Hover over the bar to view the current cash balance of the Reserve Fund.
Special Funds
Los Angeles has more than 600 special purpose funds. They are created by charter, ordinance or City Council action, and are crucial to funding many of the City’s priorities. Unlike the General Fund, which can be used for any City purpose, each special purpose fund comes with its own set of rules and limitations.
Hover over a bar to view the balance for assets related to fund category. Click on a bar to drill down.
Debt Capacity 
The City uses debt to pay for large infrastructure and other major projects. L.A.’s debt management policy establishes guidelines for how the City approaches its debt obligations, which include a non-voter-approved debt service cap of 6% and a total debt service cap of 15% as a percent of General Fund revenues.
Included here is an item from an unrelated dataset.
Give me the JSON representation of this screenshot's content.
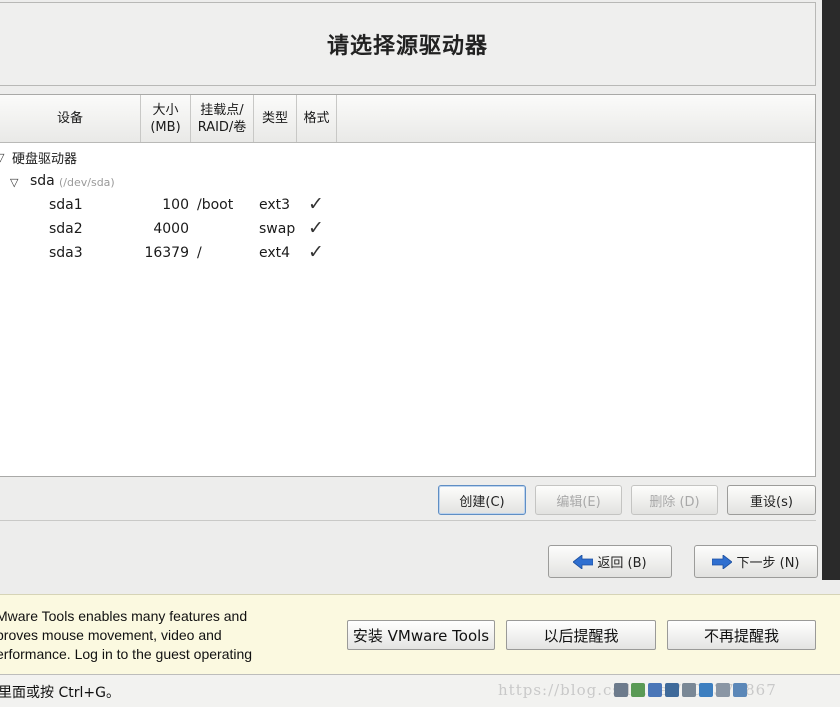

Hover over a bar to view the voter and non-voter approved debt capacity. View the legend in the bottom-right corner.
Total Payroll by Calendar Year
This shows the total amount spent by the City on payroll, including base pay, overtime pay, benefits and all other pay. To learn more about the City's payroll for each department and job classification, visit Payroll Explorer. The amount spent in the current calendar year is year-to-date and updates biweekly. 
Hover over a line to view the amount spent on payroll for that year. View the legend in the bottom-right corner.

City Budget

Each fiscal year, the Mayor proposes a new City budget subject to City Council approval, which details expenditures for the entire fiscal year based on projected revenues that come in over the course of the year. These allocations pay for services, salaries and more. This chart shows the FY 2022 (July 1, 2021 - June 30, 2022) budget allocation for the top 12 departments and funds, with the remaining departments grouped as "Other."
Hover over a department to view the adopted budget and click on the pie chart for more detail. Apply filters to view previous fiscal years.
The chart below shows the revenue collected by the City. Money comes to the City from a variety of sources throughout the fiscal year, and these revenue streams can and do fluctuate with the health of the overall economy. At the height of the pandemic, the City collected $40-$50 million less in revenue each month than in the year prior.
Hover over a revenue source to view the collected revenue for this fiscal year. Click on a bar for more detail. Apply filters to view past years.
Review City spending in the chart below. Expenditures can include payroll for personnel, and supplies and equipment used by a department to deliver services to Angelenos. For more detailed information about all the goods and services purchased by the City currently and in recent years, visit Checkbook LA.          
Hover over a fund name to view the total expenditures for this fiscal year. Click on a bar for more detail. Apply filters to view past years.